John and Tara welcome Centre Trail's new intern Payton, and Tara shares her research on a parody of the college catalog produced by Centre College students in 1854. Be ready for hilarious stories of one legged professors and the noble sport of turkey stealing. Off to the wars again!
John and Tara talk about the tragic fire at the National Museum in Rio de Janeiro, Brazil. What does it mean to lose these records of human knowledge, and how do historians approach the reality of limitations to the knowledge we have collected? What are archives and how do historians use them?
Carson Ebert, Alex Leff, Evan Whitis and Wu Sili discuss the famous "Miracle on Ice", when the United States ice hockey team shockingly defeated their counterparts from the Soviet Union at the 1980 Winter Olympics.
Zoe Doubles, Sam Goldizen, Jon Jones and Parker Selin produced this podcast episode, a fictional sports history show examining the popularity of women's baseball in the mid-twentieth century United States
We're very happy to share some student work! Ian Williams, Devin Hayes, Ellen Stephens, Braxton Couch and Torey Hawkins discuss whether industrialization is a necessary prerequisite for modern sport. You can find out more about this class and see more student work at http://sites.centre.edu/popularsport

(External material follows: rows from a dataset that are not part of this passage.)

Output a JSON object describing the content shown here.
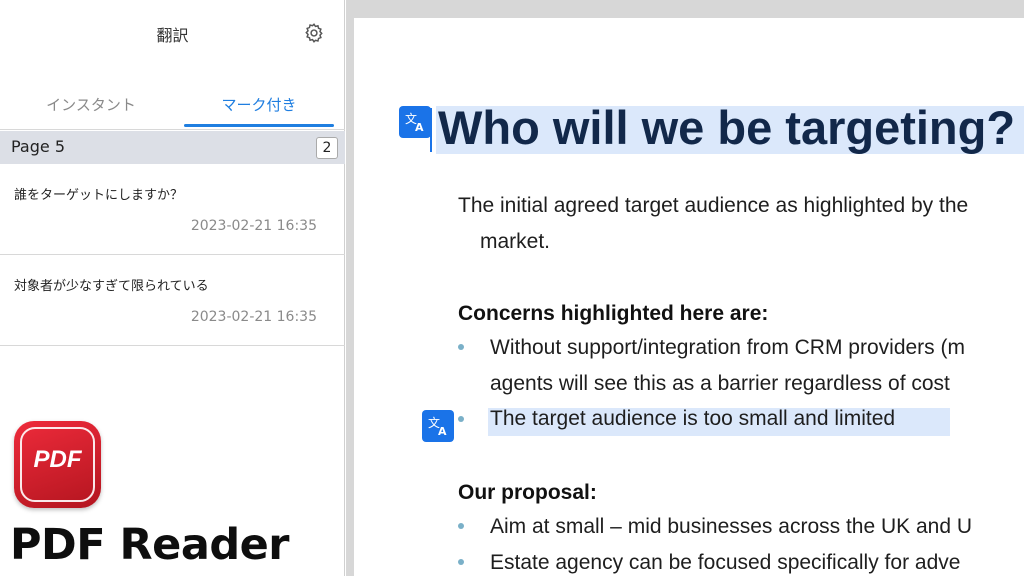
{
  "panel": {
    "title": "翻訳",
    "settings_icon": "gear-icon",
    "tabs": [
      {
        "label": "インスタント",
        "active": false
      },
      {
        "label": "マーク付き",
        "active": true
      }
    ],
    "group": {
      "label": "Page 5",
      "count": "2"
    },
    "entries": [
      {
        "text": "誰をターゲットにしますか？",
        "time": "2023-02-21 16:35"
      },
      {
        "text": "対象者が少なすぎて限られている",
        "time": "2023-02-21 16:35"
      }
    ],
    "accent_color": "#1f7ee0"
  },
  "branding": {
    "logo_text": "PDF",
    "app_name": "PDF Reader",
    "logo_color": "#d91f2b"
  },
  "document": {
    "title": "Who will we be targeting?",
    "paragraph_line1": "The initial agreed target audience as highlighted by the",
    "paragraph_line2": "market.",
    "heading_concerns": "Concerns highlighted here are:",
    "concerns": [
      {
        "line1": "Without support/integration from CRM providers (m",
        "line2": "agents will see this as a barrier regardless of cost"
      },
      {
        "line1": "The target audience is too small and limited"
      }
    ],
    "heading_proposal": "Our proposal:",
    "proposals": [
      "Aim at small – mid businesses across the UK and U",
      "Estate agency can be focused specifically for adve"
    ],
    "translate_icon": "translate-icon",
    "highlight_color": "#dbe8fb"
  }
}
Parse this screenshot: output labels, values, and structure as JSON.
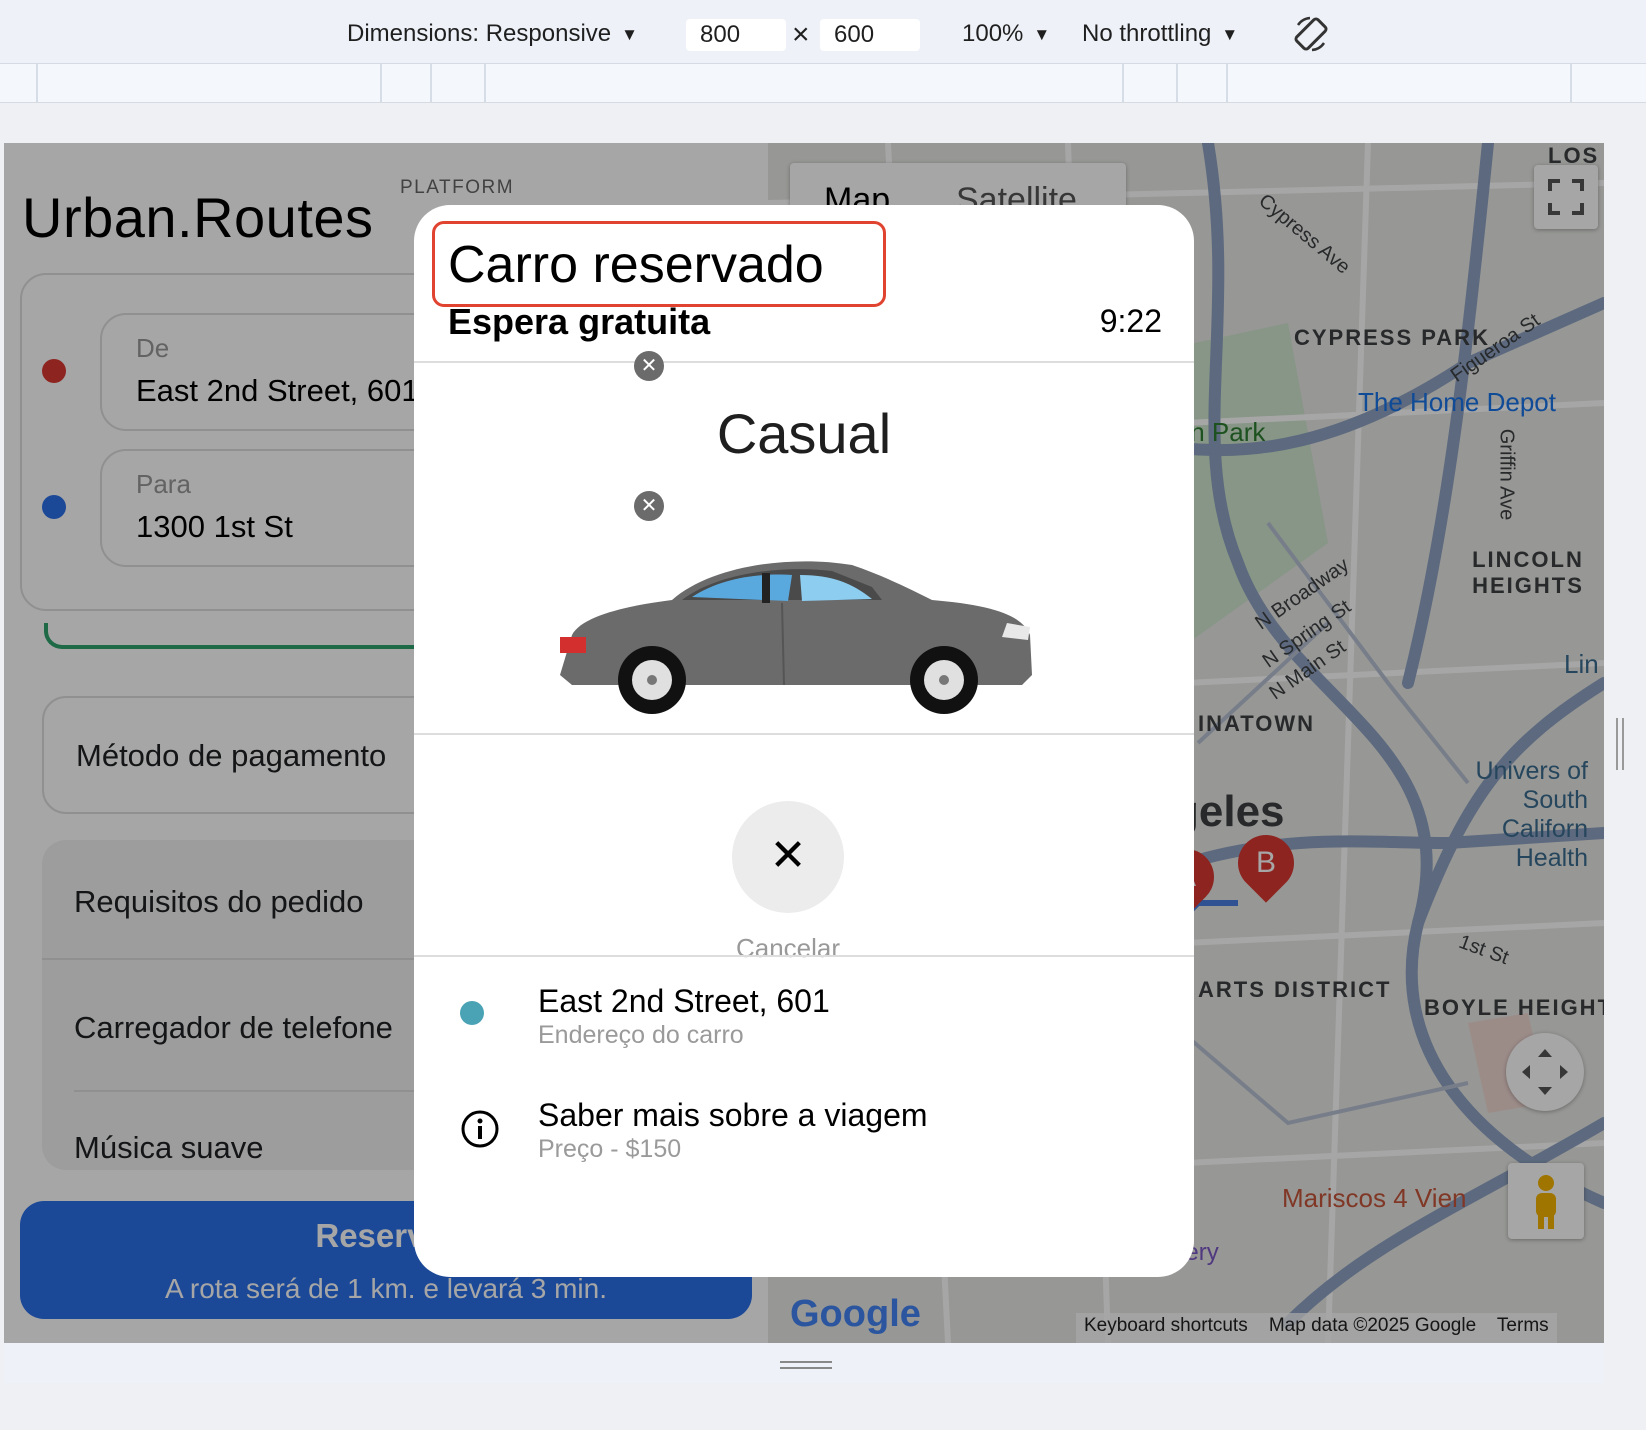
{
  "devtools": {
    "dimensions_label": "Dimensions: Responsive",
    "width": "800",
    "height": "600",
    "times": "×",
    "zoom": "100%",
    "throttling": "No throttling"
  },
  "app": {
    "brand": "Urban.Routes",
    "platform": "PLATFORM",
    "from": {
      "label": "De",
      "value": "East 2nd Street, 601"
    },
    "to": {
      "label": "Para",
      "value": "1300 1st St"
    },
    "payment_method": "Método de pagamento",
    "requirements": {
      "title": "Requisitos do pedido",
      "items": [
        "Carregador de telefone",
        "Música suave"
      ]
    },
    "reserve_button": {
      "label": "Reservar",
      "route_info": "A rota será de 1 km. e levará 3 min."
    }
  },
  "map": {
    "tabs": [
      "Map",
      "Satellite"
    ],
    "labels": [
      "CYPRESS PARK",
      "LINCOLN HEIGHTS",
      "INATOWN",
      "ARTS DISTRICT",
      "BOYLE HEIGHTS",
      "LOS A"
    ],
    "streets": [
      "Cypress Ave",
      "Figueroa St",
      "Griffin Ave",
      "N Broadway",
      "N Spring St",
      "N Main St",
      "1st St"
    ],
    "pois": [
      "The Home Depot",
      "Mariscos 4 Vien",
      "Night Gallery",
      "Univers of South Californ Health",
      "ian Park",
      "geles",
      "Lin"
    ],
    "markers": [
      "A",
      "B"
    ],
    "logo": "Google",
    "attribution": [
      "Keyboard shortcuts",
      "Map data ©2025 Google",
      "Terms"
    ]
  },
  "modal": {
    "title": "Carro reservado",
    "subtitle": "Espera gratuita",
    "timer": "9:22",
    "tariff": "Casual",
    "cancel_label": "Cancelar",
    "rows": [
      {
        "icon": "teal-dot-icon",
        "main": "East 2nd Street, 601",
        "secondary": "Endereço do carro"
      },
      {
        "icon": "info-icon",
        "main": "Saber mais sobre a viagem",
        "secondary": "Preço - $150"
      }
    ]
  },
  "colors": {
    "accent": "#2a6fe8",
    "highlight": "#e0432f",
    "from_dot": "#d93832",
    "to_dot": "#2a6fe8",
    "car_dot": "#4aa3b5"
  }
}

Tara and John get together at the end of Black History Month to discuss the life of Frederick Douglass, whose two hundredth birthday was this past February 14th. We particularly focus on the impact of his famous memoir A Narrative of the Life of Frederick Douglass, and think about this month’s release of the new superhero blockbuster Black Panther in light of the holiday.

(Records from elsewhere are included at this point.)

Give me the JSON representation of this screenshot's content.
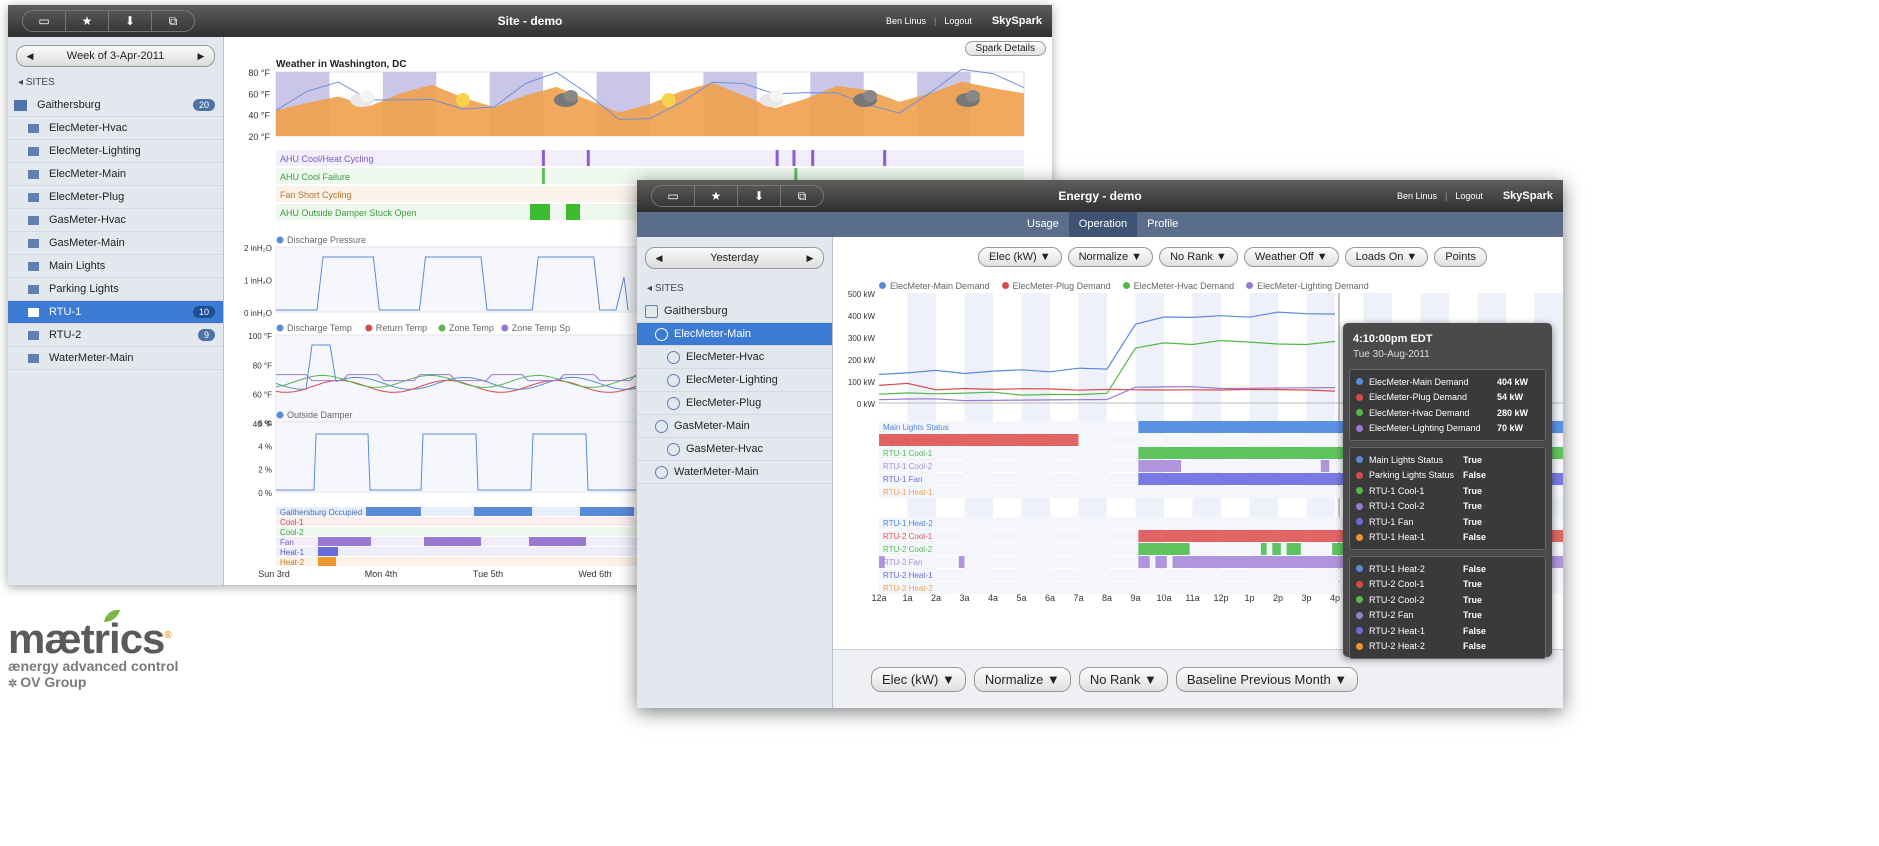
{
  "logo": {
    "word": "mætrics",
    "registered": "®",
    "tagline": "ænergy advanced control",
    "group": "OV Group"
  },
  "site_window": {
    "toolbar_icons": [
      "window-icon",
      "star-icon",
      "download-icon",
      "copy-icon"
    ],
    "title": "Site - demo",
    "user": "Ben Linus",
    "logout": "Logout",
    "brand": "SkySpark",
    "date_nav": "Week of 3-Apr-2011",
    "spark_details": "Spark Details",
    "sites_header": "SITES",
    "sites": [
      {
        "label": "Gaithersburg",
        "badge": "20",
        "kind": "site"
      },
      {
        "label": "ElecMeter-Hvac"
      },
      {
        "label": "ElecMeter-Lighting"
      },
      {
        "label": "ElecMeter-Main"
      },
      {
        "label": "ElecMeter-Plug"
      },
      {
        "label": "GasMeter-Hvac"
      },
      {
        "label": "GasMeter-Main"
      },
      {
        "label": "Main Lights"
      },
      {
        "label": "Parking Lights"
      },
      {
        "label": "RTU-1",
        "badge": "10",
        "selected": true
      },
      {
        "label": "RTU-2",
        "badge": "9"
      },
      {
        "label": "WaterMeter-Main"
      }
    ],
    "weather": {
      "title": "Weather in Washington, DC",
      "yticks": [
        "80 °F",
        "60 °F",
        "40 °F",
        "20 °F"
      ],
      "temps": [
        44,
        51,
        57,
        48,
        60,
        68,
        56,
        47,
        58,
        66,
        54,
        42,
        50,
        62,
        70,
        58,
        46,
        55,
        67,
        63,
        52,
        60,
        71,
        65,
        60
      ],
      "color_fill": "#f0a04b",
      "color_line": "#6f8fd8"
    },
    "sparks": [
      "AHU Cool/Heat Cycling",
      "AHU Cool Failure",
      "Fan Short Cycling",
      "AHU Outside Damper Stuck Open"
    ],
    "discharge_pressure": {
      "legend": "Discharge Pressure",
      "yticks": [
        "2 inH₂O",
        "1 inH₂O",
        "0 inH₂O"
      ]
    },
    "temps_chart": {
      "legend": [
        "Discharge Temp",
        "Return Temp",
        "Zone Temp",
        "Zone Temp Sp"
      ],
      "colors": [
        "#5b8ad8",
        "#d94b4b",
        "#55b84a",
        "#9a7ad0"
      ],
      "yticks": [
        "100 °F",
        "80 °F",
        "60 °F",
        "40 °F"
      ]
    },
    "outside_damper": {
      "legend": "Outside Damper",
      "yticks": [
        "6 %",
        "4 %",
        "2 %",
        "0 %"
      ]
    },
    "status_rows": [
      "Gaithersburg Occupied",
      "Cool-1",
      "Cool-2",
      "Fan",
      "Heat-1",
      "Heat-2"
    ],
    "xaxis": [
      "Sun 3rd",
      "Mon 4th",
      "Tue 5th",
      "Wed 6th"
    ]
  },
  "energy_window": {
    "toolbar_icons": [
      "window-icon",
      "star-icon",
      "download-icon",
      "copy-icon"
    ],
    "title": "Energy - demo",
    "user": "Ben Linus",
    "logout": "Logout",
    "brand": "SkySpark",
    "tabs": [
      "Usage",
      "Operation",
      "Profile"
    ],
    "active_tab": "Operation",
    "date_nav": "Yesterday",
    "sites_header": "SITES",
    "sites": [
      {
        "label": "Gaithersburg",
        "kind": "site"
      },
      {
        "label": "ElecMeter-Main",
        "kind": "meter",
        "selected": true
      },
      {
        "label": "ElecMeter-Hvac",
        "kind": "submeter"
      },
      {
        "label": "ElecMeter-Lighting",
        "kind": "submeter"
      },
      {
        "label": "ElecMeter-Plug",
        "kind": "submeter"
      },
      {
        "label": "GasMeter-Main",
        "kind": "meter"
      },
      {
        "label": "GasMeter-Hvac",
        "kind": "submeter"
      },
      {
        "label": "WaterMeter-Main",
        "kind": "meter"
      }
    ],
    "toolbar": [
      "Elec (kW) ▼",
      "Normalize ▼",
      "No Rank ▼",
      "Weather Off ▼",
      "Loads On ▼",
      "Points"
    ],
    "legend": [
      {
        "label": "ElecMeter-Main Demand",
        "color": "#5b8ad8"
      },
      {
        "label": "ElecMeter-Plug Demand",
        "color": "#d94b4b"
      },
      {
        "label": "ElecMeter-Hvac Demand",
        "color": "#55b84a"
      },
      {
        "label": "ElecMeter-Lighting Demand",
        "color": "#9a7ad0"
      }
    ],
    "yticks": [
      "500 kW",
      "400 kW",
      "300 kW",
      "200 kW",
      "100 kW",
      "0 kW"
    ],
    "chart_data": {
      "type": "line",
      "ylim": [
        0,
        500
      ],
      "x": [
        "12a",
        "1a",
        "2a",
        "3a",
        "4a",
        "5a",
        "6a",
        "7a",
        "8a",
        "9a",
        "10a",
        "11a",
        "12p",
        "1p",
        "2p",
        "3p",
        "4p"
      ],
      "series": [
        {
          "name": "ElecMeter-Main Demand",
          "values": [
            130,
            140,
            150,
            135,
            145,
            150,
            140,
            155,
            150,
            370,
            400,
            395,
            400,
            390,
            410,
            400,
            404
          ]
        },
        {
          "name": "ElecMeter-Plug Demand",
          "values": [
            80,
            90,
            60,
            65,
            60,
            62,
            60,
            62,
            65,
            62,
            60,
            60,
            58,
            60,
            58,
            55,
            54
          ]
        },
        {
          "name": "ElecMeter-Hvac Demand",
          "values": [
            40,
            45,
            40,
            42,
            45,
            40,
            42,
            40,
            45,
            250,
            270,
            260,
            275,
            265,
            280,
            275,
            280
          ]
        },
        {
          "name": "ElecMeter-Lighting Demand",
          "values": [
            15,
            15,
            15,
            15,
            15,
            15,
            15,
            15,
            15,
            70,
            70,
            70,
            70,
            70,
            70,
            70,
            70
          ]
        }
      ]
    },
    "status_group1": [
      {
        "label": "Main Lights Status",
        "color": "#4a86e0"
      },
      {
        "label": "Parking Lights Status",
        "color": "#e05555"
      },
      {
        "label": "RTU-1 Cool-1",
        "color": "#4fbf4f"
      },
      {
        "label": "RTU-1 Cool-2",
        "color": "#a889d8"
      },
      {
        "label": "RTU-1 Fan",
        "color": "#6b6be0"
      },
      {
        "label": "RTU-1 Heat-1",
        "color": "#f0a050"
      }
    ],
    "status_group2": [
      {
        "label": "RTU-1 Heat-2",
        "color": "#4a86e0"
      },
      {
        "label": "RTU-2 Cool-1",
        "color": "#e05555"
      },
      {
        "label": "RTU-2 Cool-2",
        "color": "#4fbf4f"
      },
      {
        "label": "RTU-2 Fan",
        "color": "#a889d8"
      },
      {
        "label": "RTU-2 Heat-1",
        "color": "#6b6be0"
      },
      {
        "label": "RTU-2 Heat-2",
        "color": "#f0a050"
      }
    ],
    "xaxis": [
      "12a",
      "1a",
      "2a",
      "3a",
      "4a",
      "5a",
      "6a",
      "7a",
      "8a",
      "9a",
      "10a",
      "11a",
      "12p",
      "1p",
      "2p",
      "3p",
      "4p"
    ],
    "bottom_toolbar": [
      "Elec (kW) ▼",
      "Normalize ▼",
      "No Rank ▼",
      "Baseline Previous Month ▼"
    ],
    "tooltip": {
      "time": "4:10:00pm EDT",
      "date": "Tue 30-Aug-2011",
      "groups": [
        [
          {
            "label": "ElecMeter-Main Demand",
            "value": "404 kW",
            "color": "#5b8ad8"
          },
          {
            "label": "ElecMeter-Plug Demand",
            "value": "54 kW",
            "color": "#d94b4b"
          },
          {
            "label": "ElecMeter-Hvac Demand",
            "value": "280 kW",
            "color": "#55b84a"
          },
          {
            "label": "ElecMeter-Lighting Demand",
            "value": "70 kW",
            "color": "#9a7ad0"
          }
        ],
        [
          {
            "label": "Main Lights Status",
            "value": "True",
            "color": "#5b8ad8"
          },
          {
            "label": "Parking Lights Status",
            "value": "False",
            "color": "#d94b4b"
          },
          {
            "label": "RTU-1 Cool-1",
            "value": "True",
            "color": "#55b84a"
          },
          {
            "label": "RTU-1 Cool-2",
            "value": "True",
            "color": "#9a7ad0"
          },
          {
            "label": "RTU-1 Fan",
            "value": "True",
            "color": "#6b6be0"
          },
          {
            "label": "RTU-1 Heat-1",
            "value": "False",
            "color": "#f0962e"
          }
        ],
        [
          {
            "label": "RTU-1 Heat-2",
            "value": "False",
            "color": "#5b8ad8"
          },
          {
            "label": "RTU-2 Cool-1",
            "value": "True",
            "color": "#d94b4b"
          },
          {
            "label": "RTU-2 Cool-2",
            "value": "True",
            "color": "#55b84a"
          },
          {
            "label": "RTU-2 Fan",
            "value": "True",
            "color": "#9a7ad0"
          },
          {
            "label": "RTU-2 Heat-1",
            "value": "False",
            "color": "#6b6be0"
          },
          {
            "label": "RTU-2 Heat-2",
            "value": "False",
            "color": "#f0962e"
          }
        ]
      ]
    }
  }
}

Tara and John discuss the Winter Olympics in Pyeonchang, South Korea and some wider historical questions around the Olympic Games. Where does this idea come from, how does it translate into a type of “Olympic ideal” and what are some of the ramifications of this for how countries interact with each other?
Tara and John talk about St. Valentine’s Day and Ash Wednesday, which this year fall on the same day, raising interesting comparisons about their broader cultural impact. Come for the discussion of historical context of two juxtaposed cultural practices, stay for the sweet Anne of Cleves references.